If you think that Gordon Brown carried out a tax raid on pensions in 1997, which was the main cause of the end of final-salary pension schemes in the UK private sector, then you are wrong.
In 1997, the government did indeed abolish the tax relief on dividends paid by firms into pension funds. But on the same day it cut corporation tax by 2%, such that the final outcome of the legislation was revenue-neutral. Profits were taxed less in the first place, in exchange for which people lost the ability to get some of the tax money back if their shares were held as part of a pension fund rather than just as shares. The net effect on the income that flowed from the companies to the people was zero.
There were three real factors which led to the move away from final salary pension schemes in the UK – all of them are based on the fact that before 1997, the cost to a company of offering final salary schemes was understated:

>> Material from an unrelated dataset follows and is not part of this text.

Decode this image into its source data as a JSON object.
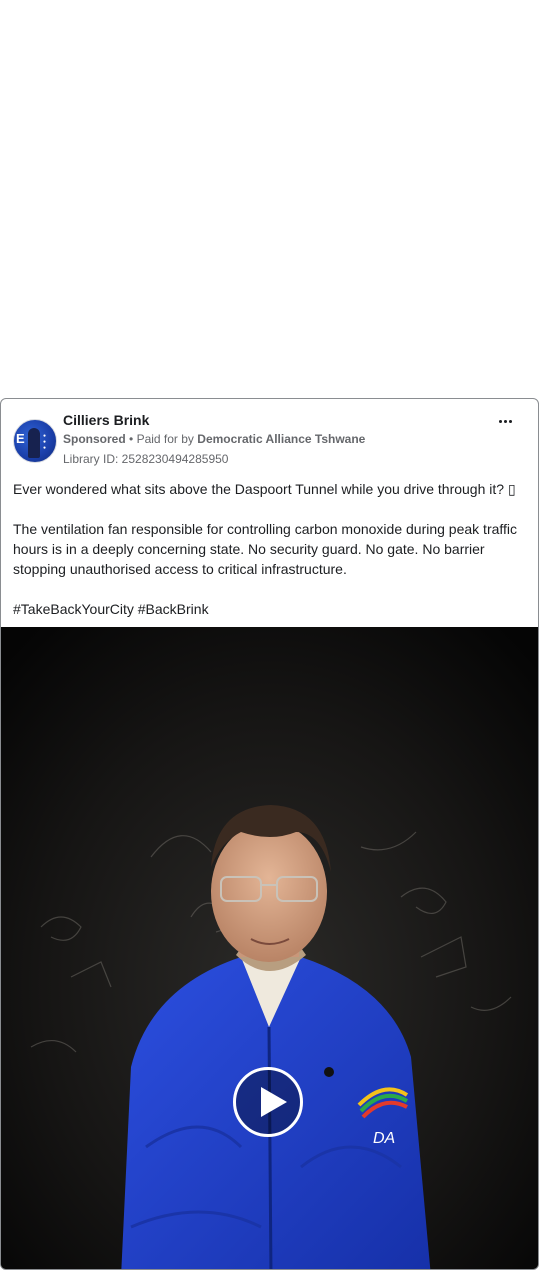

1) Changes in life expectancy: average male life expectancy in the 1950s, when most final-salary schemes were created was 65; it’s now 80. This makes schemes that provide a defined benefit from age 65 onwards an order of magnitude more expensive than they were. Perhaps actuaries should have allowed for increasing life expectancy over time when calculating the costs of these schemes 20, 30 and 40 years ago – but they didn’t, and now it’s payback time.
2) Unwinding of contribution holidays: if you’re a plc, there’s an incentive during the good times, when your pension fund temporarily rises in value because stock markets are booming in general, to cut contributions as the pension fund is nominally overfunded. This is silly. Yes, if you’re a short-to-medium term investor, it’s rational to keep trading within the bubble – but if you’re investing for 30 years ahead, then you are grossly fiscally irresponsible if you base your required contributions on market fluctuations rather than, say, applying historical P/E ratios to your stock portfolio.

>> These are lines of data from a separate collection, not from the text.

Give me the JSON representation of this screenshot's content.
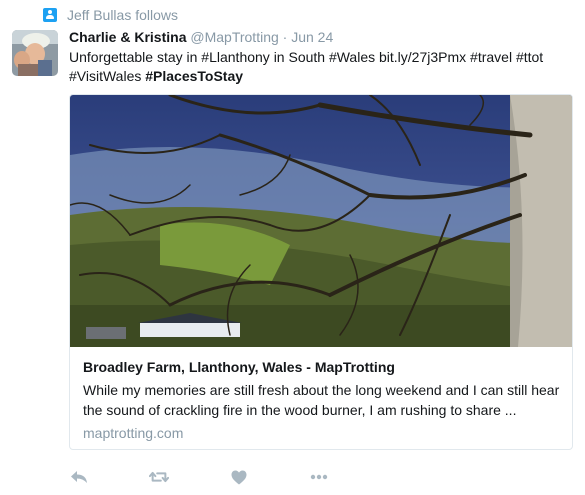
{
  "context": {
    "text": "Jeff Bullas follows"
  },
  "tweet": {
    "name": "Charlie & Kristina",
    "handle": "@MapTrotting",
    "separator": "·",
    "time": "Jun 24",
    "text_segments": [
      "Unforgettable stay in #Llanthony in South #Wales bit.ly/27j3Pmx #travel #ttot",
      "#VisitWales",
      "#PlacesToStay"
    ]
  },
  "card": {
    "title": "Broadley Farm, Llanthony, Wales - MapTrotting",
    "description": "While my memories are still fresh about the long weekend and I can still hear the sound of crackling fire in the wood burner, I am rushing to share ...",
    "domain": "maptrotting.com"
  },
  "actions": [
    {
      "icon": "reply-icon"
    },
    {
      "icon": "retweet-icon"
    },
    {
      "icon": "heart-icon"
    },
    {
      "icon": "more-icon"
    }
  ],
  "colors": {
    "accent": "#1da1f2",
    "muted": "#8899a6",
    "border": "#e1e8ed",
    "icon": "#aab8c2"
  }
}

3) Introduction of FRS17: the accounting standard FRS17 forces companies to recognise pension fund deficits on their corporate balance sheets. Which is fair enough, as in the long run they’re ultimately accountable for them. However – especially as FRS17 forces mark-to-market on pension fund assets – companies are reluctant to show their financial statements swinging wildly each year based on an institution over which they have absolutely no control.
Overall, it does not make sense for an engineering company or an oil company or a retail company to take financial responsibility for an enormous pot of money (in the case of many companies, a pot of money larger than the market value of the company itself) on which its shareholders have no claim; nor is it especially sensible for an individual to base their retirement plans on the continued existence of an engineering company, oil company or retail company.
People who had private sector final salary schemes before 1997 have done very, very well because of the changes in life expectancy now compared with expectations when the schemes were set up. But this makes them the lucky beneficiaries of actuarial miscalculations. It does not mean the schemes as they existed in 1997 were sustainable, and it certainly doesn’t mean that Labour are evil pension thieves because the unsustainability of the final salary model became apparent on their watch…